DURING 10 YEARS of reading blogs and through 5m page views on blogs and discussion boards I've edited or moderated, I've been asked for pointers about best practise for organisational blogging. Managers want to read effective blogging guidelines. At the outset, two problems often emerge. First, some people erroneously assume that companies can effectively impose a top-down blogging mentality on staff. It's as though they cannot trust their staff so management decides what needs to be said at the top and those at the bottom say it. That won't happen in the blogging world. Blogs rarely carry pipes of the same information. Blogs offer the plumbing for memes to percolate and ideas to emerge on the back of the process. Second, some people believe they can roll out a blogging solution and that everyone will jump aboard. Not likely--if my attempts at imposing blogging as a third level continuous assessment task are an indicator.
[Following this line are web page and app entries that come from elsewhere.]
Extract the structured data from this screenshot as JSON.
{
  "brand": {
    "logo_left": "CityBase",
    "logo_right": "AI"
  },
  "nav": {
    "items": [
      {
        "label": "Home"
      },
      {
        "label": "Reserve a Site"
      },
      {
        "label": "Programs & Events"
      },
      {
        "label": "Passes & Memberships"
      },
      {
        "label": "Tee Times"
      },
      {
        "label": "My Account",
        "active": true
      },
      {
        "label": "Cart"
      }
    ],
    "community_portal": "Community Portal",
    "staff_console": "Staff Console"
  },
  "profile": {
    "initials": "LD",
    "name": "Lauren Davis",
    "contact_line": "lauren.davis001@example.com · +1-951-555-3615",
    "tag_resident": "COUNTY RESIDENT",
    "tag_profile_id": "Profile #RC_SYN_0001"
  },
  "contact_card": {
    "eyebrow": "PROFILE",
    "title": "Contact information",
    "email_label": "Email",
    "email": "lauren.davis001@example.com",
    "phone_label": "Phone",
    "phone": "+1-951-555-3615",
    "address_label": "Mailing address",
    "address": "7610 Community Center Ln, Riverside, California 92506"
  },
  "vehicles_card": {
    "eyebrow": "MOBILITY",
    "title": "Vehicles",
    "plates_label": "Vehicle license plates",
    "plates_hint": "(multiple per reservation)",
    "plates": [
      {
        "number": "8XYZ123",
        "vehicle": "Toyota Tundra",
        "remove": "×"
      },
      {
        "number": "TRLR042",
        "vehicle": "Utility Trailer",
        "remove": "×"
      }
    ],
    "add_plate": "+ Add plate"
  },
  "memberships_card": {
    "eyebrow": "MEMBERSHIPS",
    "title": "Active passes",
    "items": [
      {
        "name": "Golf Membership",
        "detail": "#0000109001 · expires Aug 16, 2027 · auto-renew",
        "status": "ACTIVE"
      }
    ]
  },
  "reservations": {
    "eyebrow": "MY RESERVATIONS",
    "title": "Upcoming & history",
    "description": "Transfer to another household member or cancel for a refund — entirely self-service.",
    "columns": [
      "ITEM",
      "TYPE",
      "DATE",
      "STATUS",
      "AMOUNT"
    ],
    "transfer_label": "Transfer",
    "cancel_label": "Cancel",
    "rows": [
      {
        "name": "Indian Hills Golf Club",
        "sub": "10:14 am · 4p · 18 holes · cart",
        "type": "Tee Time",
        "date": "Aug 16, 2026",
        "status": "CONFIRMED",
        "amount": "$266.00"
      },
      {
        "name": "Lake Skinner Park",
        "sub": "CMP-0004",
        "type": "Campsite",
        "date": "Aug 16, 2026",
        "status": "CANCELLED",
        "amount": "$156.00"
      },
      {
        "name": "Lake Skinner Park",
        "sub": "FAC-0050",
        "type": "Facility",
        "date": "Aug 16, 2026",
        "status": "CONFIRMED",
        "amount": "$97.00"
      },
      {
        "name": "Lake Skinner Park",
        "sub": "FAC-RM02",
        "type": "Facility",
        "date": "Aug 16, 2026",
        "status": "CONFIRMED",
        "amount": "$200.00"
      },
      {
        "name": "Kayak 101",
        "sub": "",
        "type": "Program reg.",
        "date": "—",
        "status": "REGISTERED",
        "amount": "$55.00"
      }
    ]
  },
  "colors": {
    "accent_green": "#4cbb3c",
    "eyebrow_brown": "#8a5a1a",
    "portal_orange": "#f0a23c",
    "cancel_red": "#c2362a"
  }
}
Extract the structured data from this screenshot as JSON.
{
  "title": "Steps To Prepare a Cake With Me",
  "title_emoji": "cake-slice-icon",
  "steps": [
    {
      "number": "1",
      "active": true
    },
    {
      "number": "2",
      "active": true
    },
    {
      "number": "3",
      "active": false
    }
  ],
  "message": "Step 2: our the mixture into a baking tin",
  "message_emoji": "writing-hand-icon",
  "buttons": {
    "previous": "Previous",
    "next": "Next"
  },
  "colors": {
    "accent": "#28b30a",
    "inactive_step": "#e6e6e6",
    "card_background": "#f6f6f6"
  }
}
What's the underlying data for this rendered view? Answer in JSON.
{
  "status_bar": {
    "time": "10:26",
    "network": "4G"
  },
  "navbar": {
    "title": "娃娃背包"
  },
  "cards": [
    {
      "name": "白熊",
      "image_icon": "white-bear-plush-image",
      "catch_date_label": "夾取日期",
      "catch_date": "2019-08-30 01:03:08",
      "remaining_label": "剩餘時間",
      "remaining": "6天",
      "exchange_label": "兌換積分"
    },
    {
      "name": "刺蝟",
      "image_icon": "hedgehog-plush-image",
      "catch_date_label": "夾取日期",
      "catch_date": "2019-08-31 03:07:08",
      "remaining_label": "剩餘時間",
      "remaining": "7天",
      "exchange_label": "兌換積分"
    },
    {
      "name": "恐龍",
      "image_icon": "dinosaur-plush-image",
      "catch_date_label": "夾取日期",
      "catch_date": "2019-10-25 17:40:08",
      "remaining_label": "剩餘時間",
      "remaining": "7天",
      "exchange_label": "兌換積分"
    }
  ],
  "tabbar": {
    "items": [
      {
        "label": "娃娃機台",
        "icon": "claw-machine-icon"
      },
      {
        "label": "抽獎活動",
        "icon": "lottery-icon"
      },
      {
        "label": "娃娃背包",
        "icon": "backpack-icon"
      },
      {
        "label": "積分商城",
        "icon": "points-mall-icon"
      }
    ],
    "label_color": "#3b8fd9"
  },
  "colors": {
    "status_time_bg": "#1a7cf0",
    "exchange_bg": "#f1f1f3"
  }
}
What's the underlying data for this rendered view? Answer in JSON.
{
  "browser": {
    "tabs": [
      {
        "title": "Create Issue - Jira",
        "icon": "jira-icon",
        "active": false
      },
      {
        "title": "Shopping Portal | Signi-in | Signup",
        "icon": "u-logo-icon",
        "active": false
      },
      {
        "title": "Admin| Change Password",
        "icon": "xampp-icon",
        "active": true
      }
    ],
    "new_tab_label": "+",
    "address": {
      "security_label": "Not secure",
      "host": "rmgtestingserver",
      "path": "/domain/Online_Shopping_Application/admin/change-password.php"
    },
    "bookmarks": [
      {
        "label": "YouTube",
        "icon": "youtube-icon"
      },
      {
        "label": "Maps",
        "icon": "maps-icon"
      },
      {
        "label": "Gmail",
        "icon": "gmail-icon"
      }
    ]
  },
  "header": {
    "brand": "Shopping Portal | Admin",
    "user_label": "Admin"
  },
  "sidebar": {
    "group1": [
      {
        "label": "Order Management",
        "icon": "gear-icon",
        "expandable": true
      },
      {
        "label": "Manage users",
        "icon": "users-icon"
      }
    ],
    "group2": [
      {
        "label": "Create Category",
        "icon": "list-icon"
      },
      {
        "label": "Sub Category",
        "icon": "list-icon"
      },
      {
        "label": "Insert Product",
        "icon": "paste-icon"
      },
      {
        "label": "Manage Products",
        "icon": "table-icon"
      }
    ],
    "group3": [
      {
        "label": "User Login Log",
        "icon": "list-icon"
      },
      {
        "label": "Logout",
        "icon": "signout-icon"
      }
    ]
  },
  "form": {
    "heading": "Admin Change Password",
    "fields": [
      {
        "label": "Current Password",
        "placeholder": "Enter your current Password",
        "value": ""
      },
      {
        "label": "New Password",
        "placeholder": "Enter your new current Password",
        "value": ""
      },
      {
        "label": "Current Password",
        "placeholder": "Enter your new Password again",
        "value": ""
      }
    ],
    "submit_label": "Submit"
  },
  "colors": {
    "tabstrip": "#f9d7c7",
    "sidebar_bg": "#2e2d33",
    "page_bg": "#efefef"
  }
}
Some people will only read blogs and they will never write them. Others will thumb through posts and make occasional comments. Still others will discount a paragraph of mainstream press if it's sourced on a blogger's opinion.
And there's more to consider.
Take Euan Semple's drumbeat for starters. Formerly the director of knowledge management for the BBC, Semple knew dozens of colleagues who were already romping around outside of the Beeb's firewall, exchanging messages and figuring out virtual communities on their own. If a company tries to throttle this behaviour, it loses any ability to comprehend the growth of electronic social networks and it will never be able to integrate into its own work practises the enthusiasm that exists in social media.
I like Semple's advice to companies just starting out with blogging tools. He suggests simply sticking in some low cost or free tools and then just getting out of the way. Actually, he points out the need to "keep the energy levels up" once a company starts blogging. That's not easy.
Sun Microsytems, a public company, asked its staff for some simple bullet statements that I wrote in a Moleskine several years ago. Sun's main points deserve consideration.
1. Remember, it's a two-way street. Expect comments.
2. Don't tell secrets.
3. Be interesting.
4. Write what you know.
5. Comply with financial rules and if you don't know them, stop now.
6. Quality matters. It's alright to be an occasional blogger.
7. Think about consequences.
There are many more corporate guidelines all over the internet. Several times annually, the Irish Internet Association offers blogging seminars. I rarely go because I don't like writing blogs about blogging and I don't like being a senior citizen among Irish bloggers. But I'm still blogging, as often with a mobile phone as with a laptop. I've received cease and desist warnings, irate phone calls and childish comments from anonymous visitors since starting regular blogging in 2001. I'm writing these words today because three different people have asked my advice about this topic during the past eight days. I have much more in my back catalogue, with some of the best snippets archived in 14 pages on del.icio.us. Those social bookmarks will help me write Ireland's first third level college course in social media where "Blogging Guidelines" will generate lively discussion online and in the classroom. Check back on Inside View in August for the course notes on the topic. Or listen to a conversation with IBM [19.1 MB 96 kbps MP3 file] about how Big Blue extended its lessons learned about blogging into success with podcasts.